Dear Digby by Carol Muske-Dukes – My wife picked this up for me a year ago from the USC bookstore, before we left L.A.
A House for Mr. Biswas by V. S. Naipaul – Been meaning to read something by Naipaul for some time…
Gates of the Sun by Elias Khoury – Palestinian writer whose 1998 book was recently translated. We don’t get much opportunity in the States to read works in translation. So I jumped at this highly-recommended one.

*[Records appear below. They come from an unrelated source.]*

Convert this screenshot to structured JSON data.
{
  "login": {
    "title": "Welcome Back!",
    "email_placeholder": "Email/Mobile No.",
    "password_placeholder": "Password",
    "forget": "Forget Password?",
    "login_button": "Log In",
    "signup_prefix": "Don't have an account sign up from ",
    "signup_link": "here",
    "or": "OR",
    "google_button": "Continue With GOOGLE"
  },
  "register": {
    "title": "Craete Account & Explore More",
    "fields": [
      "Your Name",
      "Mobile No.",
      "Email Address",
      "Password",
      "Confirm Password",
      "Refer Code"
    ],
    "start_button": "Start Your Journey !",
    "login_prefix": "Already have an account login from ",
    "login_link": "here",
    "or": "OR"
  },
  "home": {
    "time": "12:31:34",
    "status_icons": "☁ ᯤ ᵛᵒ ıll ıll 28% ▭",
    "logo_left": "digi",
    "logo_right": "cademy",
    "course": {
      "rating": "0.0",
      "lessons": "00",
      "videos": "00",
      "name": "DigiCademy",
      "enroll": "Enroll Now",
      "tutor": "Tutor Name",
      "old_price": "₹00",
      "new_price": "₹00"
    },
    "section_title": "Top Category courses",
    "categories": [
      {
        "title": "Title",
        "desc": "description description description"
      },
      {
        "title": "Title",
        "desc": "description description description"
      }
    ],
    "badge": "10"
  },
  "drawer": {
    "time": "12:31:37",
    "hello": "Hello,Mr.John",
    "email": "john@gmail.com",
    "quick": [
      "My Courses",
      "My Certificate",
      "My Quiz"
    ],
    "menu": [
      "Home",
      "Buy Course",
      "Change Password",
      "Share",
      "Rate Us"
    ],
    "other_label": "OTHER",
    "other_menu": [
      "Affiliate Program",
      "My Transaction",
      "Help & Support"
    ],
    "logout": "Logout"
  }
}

And so when Cora Tull would tell me I was not a true mother, I would think how words go straight up in a thin line, quick and harmless, and how terribly doing goes along the earth, clinging to it, so that after a while the two lines are too far apart for the same person to straddle from one to the other; and that sin and love and fear are just sounds that people who never sinned nor loved nor feared have for what they never had and cannot have until they forget the words. Like Cora, who could never even cook.
A Cook’s Tour by Anthony Bourdain – This is on loan from my sister. She’s going to want it back at some point. Kitchen Confidential was fantastic. And I love Bourdain’s show on the Travel Channel “No Reservations.”
So, how many is that? 18.
Shoot. I forgot Clayhanger by Arnold Bennett. An English friend loaned this to me a few months ago. Not sure when I’m going to get to this one either. Argh. That makes 19.
This past weekend a former professor of mine from undergrad recommended Tolstoy’s Anna Karennina. Which I still haven’t read. There are a number of classics I haven’t read…I won’t list them here…Which just leads me to think and despair, as always, that there is never enough time to read all of the books I want to read…
Back to my pile. I’ve got to make it lower.